Keeping the Glow: Steps to Healthy Skin
The skin is the largest organ in the body and is often one of the most neglected and abused. Taking care of our skin involves more than just slapping on a little moisturizer in the morning after a shower. It needs to be nourished and looked after just like any other organ because without it, we could not survive. Skin protects the internal organs and systems from deadly viruses, bacteria, chemicals, too much water, among other potential invaders, and helps regulate body temperature. There are a number of things that can be done to keep our “shell” in good shape. Let’s look at a few.
Hydration: Staying hydrated by drinking 6-8 glasses of water daily is important. Water helps maintain flexibility and aids in the elimination of harmful toxins. Alcohol, coffee, tea, and soda are not replacements for pure water. These drinks can actually contribute to dehydration.
Sunshine: Avoiding too much sun will keep our skin from becoming damaged and wrinkled prematurely. We need some sunlight to for vitamin D, but too much can do damage. Aim for approximately 5-30 minutes a day (depending on skin type) between the hours of 10-4. This is contrary to much of the advice from some circles, but this is the time when the full spectrum of the sun’s rays (UVA, UVB, etc.) is available and can deliver the greatest health benefit in terms of vitamin D synthesis. Moderation is the key.

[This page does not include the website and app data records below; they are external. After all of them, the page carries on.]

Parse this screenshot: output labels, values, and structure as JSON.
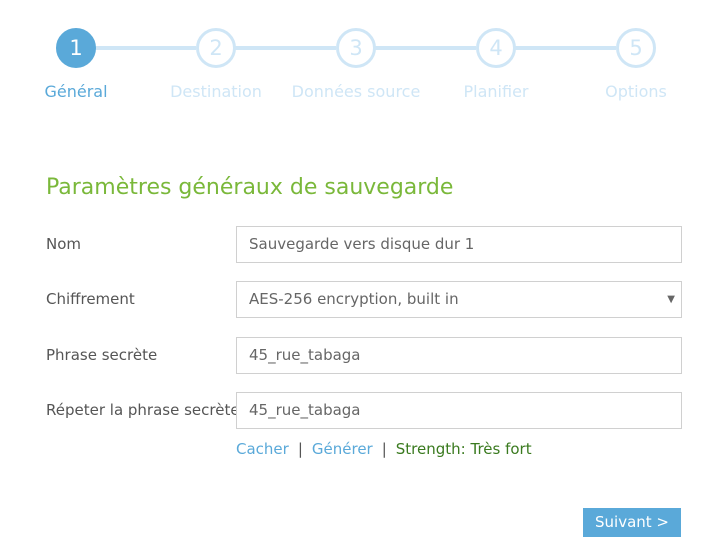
{
  "stepper": {
    "steps": [
      {
        "number": "1",
        "label": "Général",
        "active": true
      },
      {
        "number": "2",
        "label": "Destination",
        "active": false
      },
      {
        "number": "3",
        "label": "Données source",
        "active": false
      },
      {
        "number": "4",
        "label": "Planifier",
        "active": false
      },
      {
        "number": "5",
        "label": "Options",
        "active": false
      }
    ]
  },
  "form": {
    "title": "Paramètres généraux de sauvegarde",
    "name": {
      "label": "Nom",
      "value": "Sauvegarde vers disque dur 1"
    },
    "encryption": {
      "label": "Chiffrement",
      "value": "AES-256 encryption, built in"
    },
    "passphrase": {
      "label": "Phrase secrète",
      "value": "45_rue_tabaga"
    },
    "passphrase_repeat": {
      "label": "Répeter la phrase secrète",
      "value": "45_rue_tabaga"
    },
    "actions": {
      "hide": "Cacher",
      "separator": "|",
      "generate": "Générer",
      "strength": "Strength: Très fort"
    },
    "next": "Suivant >"
  },
  "colors": {
    "accent": "#5aa9d9",
    "inactive_step": "#cfe6f6",
    "title": "#7ab83a",
    "strength": "#3a7a1f"
  },
  "icons": {
    "dropdown": "chevron-down-icon"
  }
}
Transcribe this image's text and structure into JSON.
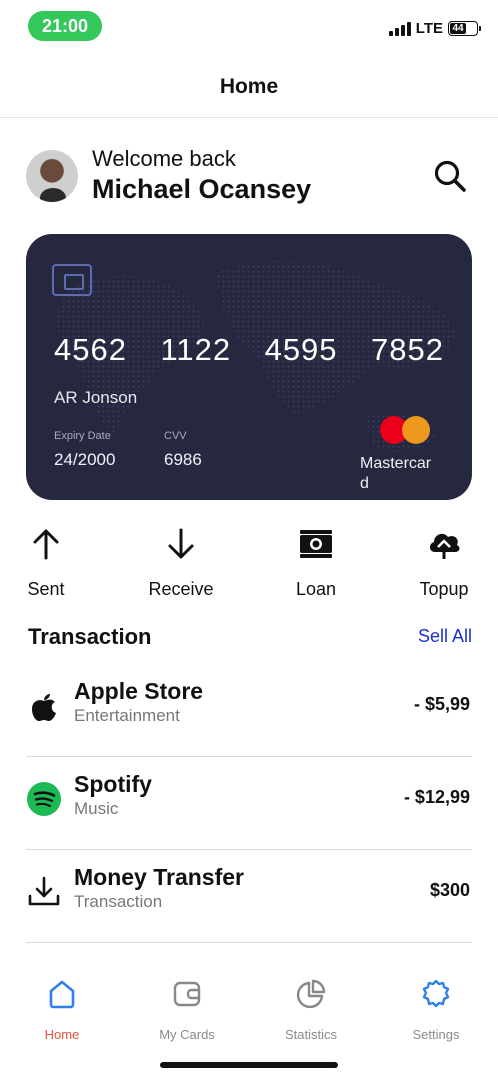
{
  "status_bar": {
    "time": "21:00",
    "network": "LTE",
    "battery_level": "44",
    "battery_fraction": 0.44
  },
  "nav": {
    "title": "Home"
  },
  "welcome": {
    "greeting": "Welcome back",
    "name": "Michael Ocansey",
    "search_icon": "search-icon"
  },
  "card": {
    "number_groups": [
      "4562",
      "1122",
      "4595",
      "7852"
    ],
    "holder": "AR Jonson",
    "expiry_label": "Expiry Date",
    "expiry_value": "24/2000",
    "cvv_label": "CVV",
    "cvv_value": "6986",
    "brand": "Mastercard",
    "brand_colors": {
      "red": "#eb001b",
      "orange": "#f79e1b"
    },
    "background": "#262840"
  },
  "actions": [
    {
      "label": "Sent",
      "icon": "arrow-up-icon"
    },
    {
      "label": "Receive",
      "icon": "arrow-down-icon"
    },
    {
      "label": "Loan",
      "icon": "money-stack-icon"
    },
    {
      "label": "Topup",
      "icon": "cloud-upload-icon"
    }
  ],
  "transactions": {
    "title": "Transaction",
    "see_all": "Sell All",
    "items": [
      {
        "name": "Apple Store",
        "category": "Entertainment",
        "amount": "- $5,99",
        "icon": "apple-icon"
      },
      {
        "name": "Spotify",
        "category": "Music",
        "amount": "- $12,99",
        "icon": "spotify-icon"
      },
      {
        "name": "Money Transfer",
        "category": "Transaction",
        "amount": "$300",
        "icon": "download-icon"
      }
    ]
  },
  "tabs": [
    {
      "label": "Home",
      "icon": "home-icon",
      "active": true
    },
    {
      "label": "My Cards",
      "icon": "wallet-icon",
      "active": false
    },
    {
      "label": "Statistics",
      "icon": "pie-chart-icon",
      "active": false
    },
    {
      "label": "Settings",
      "icon": "settings-icon",
      "active": false
    }
  ],
  "colors": {
    "accent_blue": "#1a2fd8",
    "active_tab": "#e8503a",
    "status_green": "#34c759",
    "tab_icon_blue": "#2f80ed"
  }
}
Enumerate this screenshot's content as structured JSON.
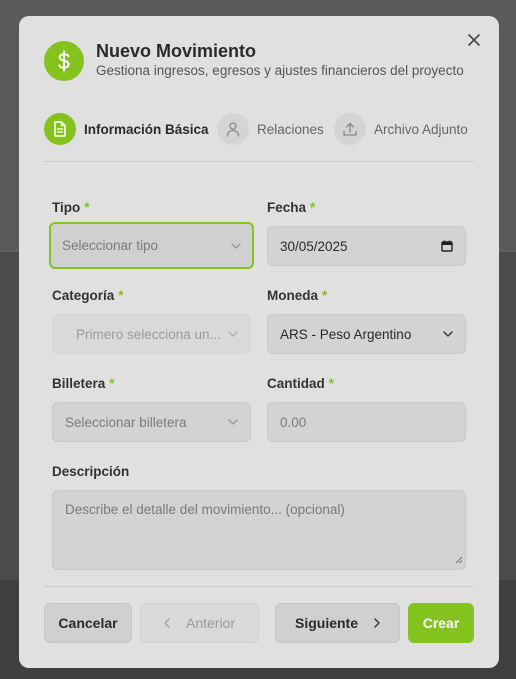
{
  "modal": {
    "title": "Nuevo Movimiento",
    "subtitle": "Gestiona ingresos, egresos y ajustes financieros del proyecto",
    "header_icon": "dollar-icon",
    "close_icon": "close-icon"
  },
  "steps": [
    {
      "label": "Información Básica",
      "icon": "document-icon",
      "active": true
    },
    {
      "label": "Relaciones",
      "icon": "user-icon",
      "active": false
    },
    {
      "label": "Archivo Adjunto",
      "icon": "upload-icon",
      "active": false
    }
  ],
  "form": {
    "required_marker": "*",
    "tipo": {
      "label": "Tipo",
      "placeholder": "Seleccionar tipo",
      "required": true
    },
    "fecha": {
      "label": "Fecha",
      "value": "30/05/2025",
      "required": true
    },
    "categoria": {
      "label": "Categoría",
      "placeholder": "Primero selecciona un...",
      "required": true
    },
    "moneda": {
      "label": "Moneda",
      "value": "ARS - Peso Argentino",
      "required": true
    },
    "billetera": {
      "label": "Billetera",
      "placeholder": "Seleccionar billetera",
      "required": true
    },
    "cantidad": {
      "label": "Cantidad",
      "placeholder": "0.00",
      "required": true
    },
    "descripcion": {
      "label": "Descripción",
      "placeholder": "Describe el detalle del movimiento... (opcional)"
    }
  },
  "footer": {
    "cancel": "Cancelar",
    "previous": "Anterior",
    "next": "Siguiente",
    "create": "Crear"
  },
  "colors": {
    "accent": "#84c21e",
    "modal_bg": "#e0e0e0",
    "field_bg": "#d3d3d3",
    "overlay": "#4b4b4b"
  }
}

Nutrition: Proper nutrition plays a large role in maintaining a youthful appearance. Plenty of fruits and vegetables provide important vitamins and minerals and their antioxidant content helps reduce inflammation, which contributes significantly to skin aging. Healthy fats such as flax seeds/oil, avocados, nuts and seeds, as well as foods rich in vitamins B, C and E, are all great for our skin. Vitamin C is essential for building collagen, the connective tissue that literally helps hold us together and keeps our skin in place. The potent antioxidant ALA (alpha lipoic acid) is a powerful anti-inflammatory, both used orally and topically, and it helps vitamins C and E do their work efficiently. CoQ10 is another important antioxidant and is found in some foods like apples or in supplement form. Conversely, foods high in unhealthy fats, such as fast food, are inflammatory, as is sugar, another major age accelerator. Sugar attaches to the proteins of collagen, causing the collagen to become stiff and inflexible, which leads to wrinkles.
Topical Suggestions: A topical ester-C cream may prove useful in the treatment of lines, wrinkles and burns. DMAE cream firms and tones the skin and may reduce lines. While not technically an antioxidant, DMAE acts as a form of one because it helps stabilize cell membranes, protecting them from free-radical damage. Some products provide both DMAE and vitamin C, as well as ALA in one cream. Moisturizing with a natural, chemical-free lotion or aloe may help to keep the skin supple and to repair damage caused by wind, cold, and other elements. Chemicals in some cleansers and soaps may be irritating, so it is best to use natural products whenever possible. Using warm water to shower is gentler than using either hot or cold water and using a skin brush stimulates circulation and boosts immunity. Also, remember to remove make up and turn down forced air heaters and air conditioners before bed. This will allow the skin to better breathe overnight and to maintain proper moisture levels.
Exercise: Exercise is another great way to maintain a healthy glow. Exercise helps bring more oxygen to the skin and leads to perspiration, which aids in the elimination of toxins.
Smoking: On the other hand, smokers get more wrinkles and sooner because smoking inhibits circulation, which means the skin will not receive all the oxygen it needs to maintain health. Smoking also reduces vitamin C levels.
The health of our skin tells much about the health of our body. Take care of it and you will reap the benefits of a youthful appearance and a healthier you!
* Perricone, Nicholas. The Perricone Prescription. Rodale 2000.